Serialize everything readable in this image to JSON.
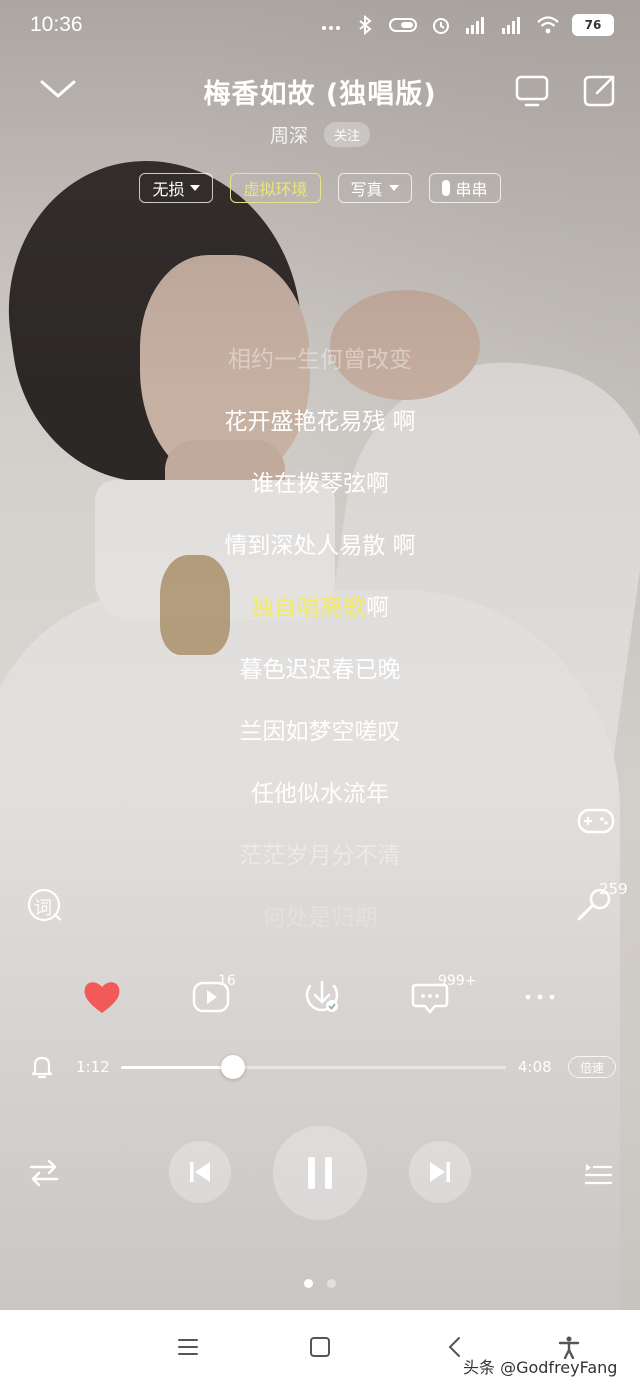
{
  "status_bar": {
    "time": "10:36",
    "battery": "76"
  },
  "header": {
    "title": "梅香如故 (独唱版)",
    "artist": "周深",
    "follow_label": "关注"
  },
  "chips": [
    {
      "label": "无损",
      "dropdown": true
    },
    {
      "label": "虚拟环境",
      "accent": true
    },
    {
      "label": "写真",
      "dropdown": true
    },
    {
      "label": "串串",
      "pill": true
    }
  ],
  "lyrics": {
    "lines": [
      "相约一生何曾改变",
      "花开盛艳花易残 啊",
      "谁在拨琴弦啊",
      "情到深处人易散 啊",
      "独自唱离歌啊",
      "暮色迟迟春已晚",
      "兰因如梦空嗟叹",
      "任他似水流年",
      "茫茫岁月分不清",
      "何处是归期"
    ],
    "current_highlight": "独自唱离歌",
    "current_rest": "啊"
  },
  "side": {
    "lyrics_icon_label": "词",
    "ktv_count": "259"
  },
  "actions": {
    "comments_badge": "16",
    "share_badge": "999+"
  },
  "player": {
    "current_time": "1:12",
    "total_time": "4:08",
    "progress": 0.29,
    "speed_label": "倍速"
  },
  "watermark": "头条 @GodfreyFang",
  "colors": {
    "highlight": "#f3ea66",
    "like": "#f25a5a",
    "accent_chip": "#ede47a"
  }
}
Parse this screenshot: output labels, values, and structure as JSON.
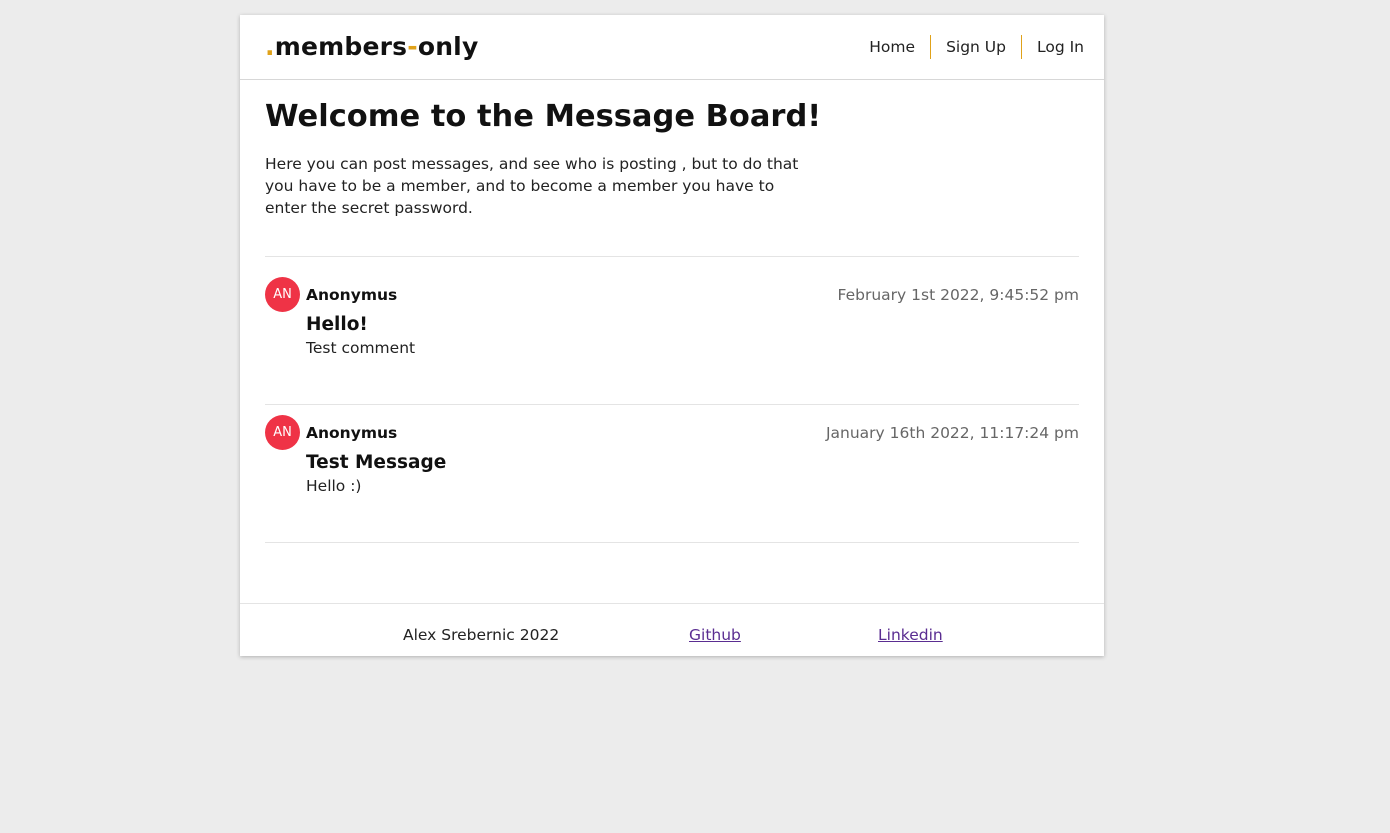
{
  "header": {
    "logo_dot": ".",
    "logo_part1": "members",
    "logo_dash": "-",
    "logo_part2": "only",
    "nav": [
      "Home",
      "Sign Up",
      "Log In"
    ],
    "accent_color": "#e0a21a"
  },
  "main": {
    "title": "Welcome to the Message Board!",
    "intro": "Here you can post messages, and see who is posting , but to do that you have to be a member, and to become a member you have to enter the secret password."
  },
  "messages": [
    {
      "avatar": "AN",
      "author": "Anonymus",
      "date": "February 1st 2022, 9:45:52 pm",
      "title": "Hello!",
      "body": "Test comment"
    },
    {
      "avatar": "AN",
      "author": "Anonymus",
      "date": "January 16th 2022, 11:17:24 pm",
      "title": "Test Message",
      "body": "Hello :)"
    }
  ],
  "avatar_color": "#ef3346",
  "footer": {
    "copyright": "Alex Srebernic 2022",
    "github": "Github",
    "linkedin": "Linkedin"
  }
}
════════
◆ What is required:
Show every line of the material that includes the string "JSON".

◆ Your solution:
Serialize everything readable in this image to JSON.
Parse this screenshot: output labels, values, and structure as JSON.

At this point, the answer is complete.